Cate Blanchett Does Cover Shoot Sans Photoshop

Could there be a more befitting actress than Cate Blanchett to cover a magazine titled “Intelligent Life”? The lifestyle and culture magazine from English publication, The Economist, has Ms Blanchett on the cover of the latest issue and, in a refreshing restoration of authenticity, have expunged the image from the equal-parts-dreadful-and-wonderful Photoshop.

It’s actually strange to see a famous woman looking how she really looks, if you know what I mean. You can see real wrinkles (albeit impressively few for a 42-year-old from years of applying SK-II). You can see facial hair (see! I told you it was normal, everyone!). And there’s bags under those soulful eyes, which is what you’d expect from a wife and mother of two who runs a theatre company (and who, in June, will star in a run of said company’s production of “Uncle Vanya” for the Lincoln Center Festival in New York). And with all those imperfections salvaged from the flawless render of Photoshop, the resulting image is something beautifully real. It isn’t the cover of a magazine it’s a portrait, an art form that, traditionally, is about capturing humanity in its natural condition, wrinkles, warts and all.

Intelligent Life editor Tim de Lisle writes:

Publishers want a recognisable person on the cover, with a real career; but they also want an empty vessel-for clothes and jewellery and make-up, which often seem to be supplied by the advertisers with the most muscle. (One cover shoot we spotted this week even had a credit for a fragrance. You would hope that the readers smelt a rat.) The actresses end up playing two conflicting roles: both modern women and throwbacks, both something to aspire to and something to negate.

Cate Blanchett, by contrast, appears on our cover in her working clothes, with the odd line on her face and faint bags under her eyes. She looks like what she is-a woman of 42, spending her days in an office, her evenings on stage and the rest of her time looking after three young children. We can’t be too self-righteous about it, because, like anyone else who puts her on a cover, we are benefiting from her beauty and distinction. But the shot is at least trying to reflect real life.

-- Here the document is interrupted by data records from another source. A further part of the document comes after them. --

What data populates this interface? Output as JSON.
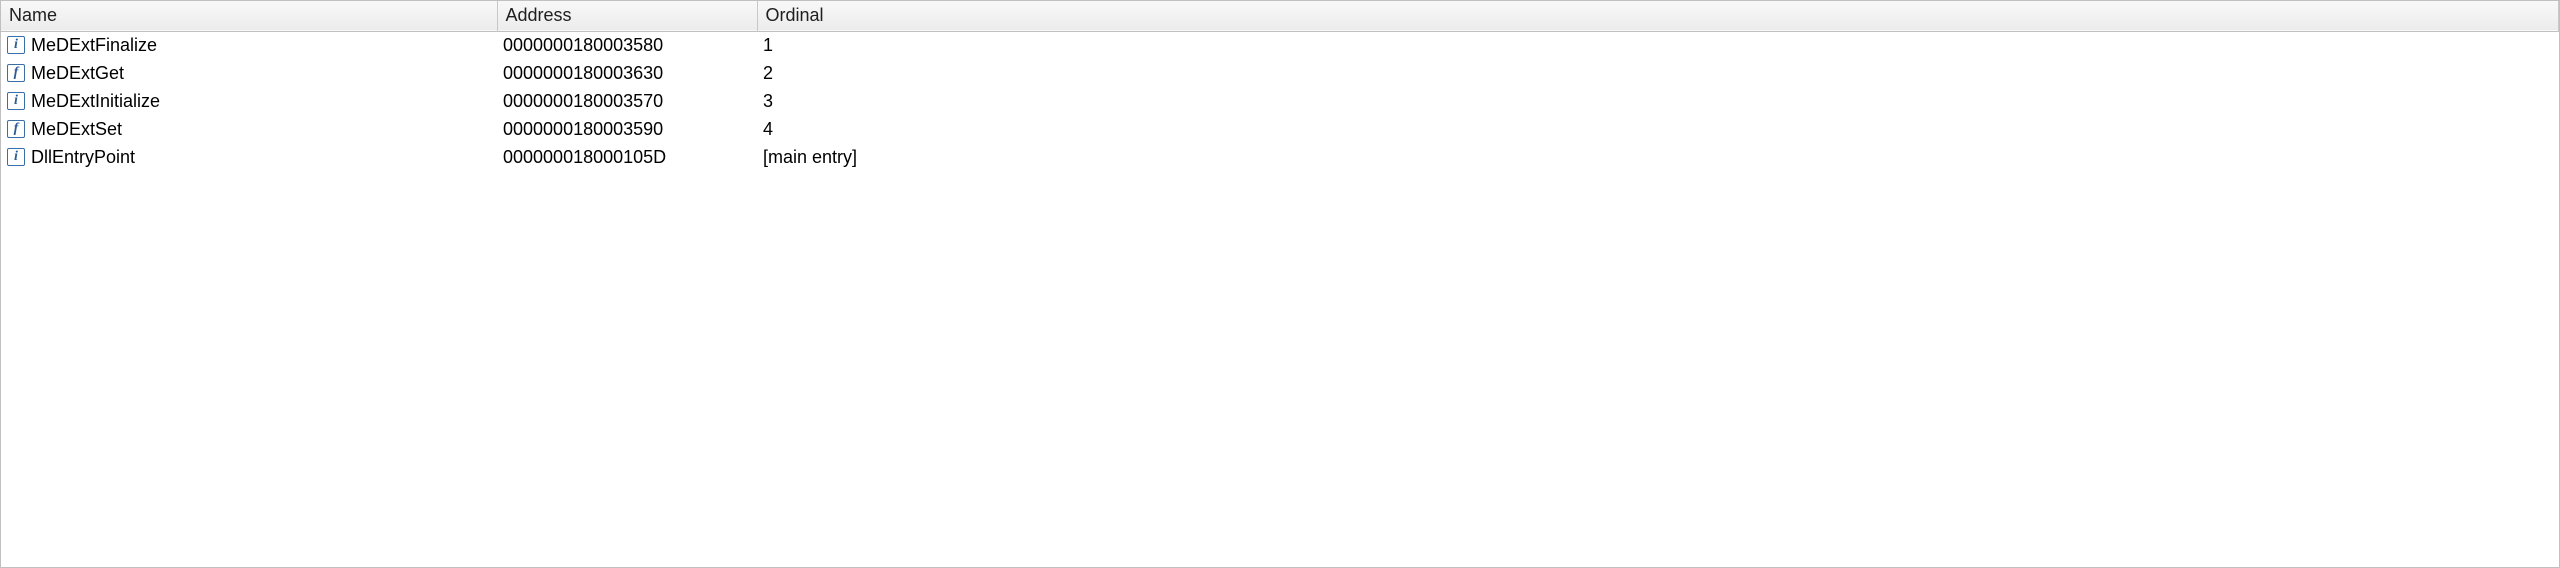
{
  "columns": {
    "name": "Name",
    "address": "Address",
    "ordinal": "Ordinal"
  },
  "rows": [
    {
      "icon": "i",
      "iconName": "info-icon",
      "name": "MeDExtFinalize",
      "address": "0000000180003580",
      "ordinal": "1"
    },
    {
      "icon": "f",
      "iconName": "function-icon",
      "name": "MeDExtGet",
      "address": "0000000180003630",
      "ordinal": "2"
    },
    {
      "icon": "i",
      "iconName": "info-icon",
      "name": "MeDExtInitialize",
      "address": "0000000180003570",
      "ordinal": "3"
    },
    {
      "icon": "f",
      "iconName": "function-icon",
      "name": "MeDExtSet",
      "address": "0000000180003590",
      "ordinal": "4"
    },
    {
      "icon": "i",
      "iconName": "info-icon",
      "name": "DllEntryPoint",
      "address": "000000018000105D",
      "ordinal": "[main entry]"
    }
  ]
}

I love a little physical perfection as much as the next person, but real life can be just as beautiful, if not more so.

Via Intelligent Life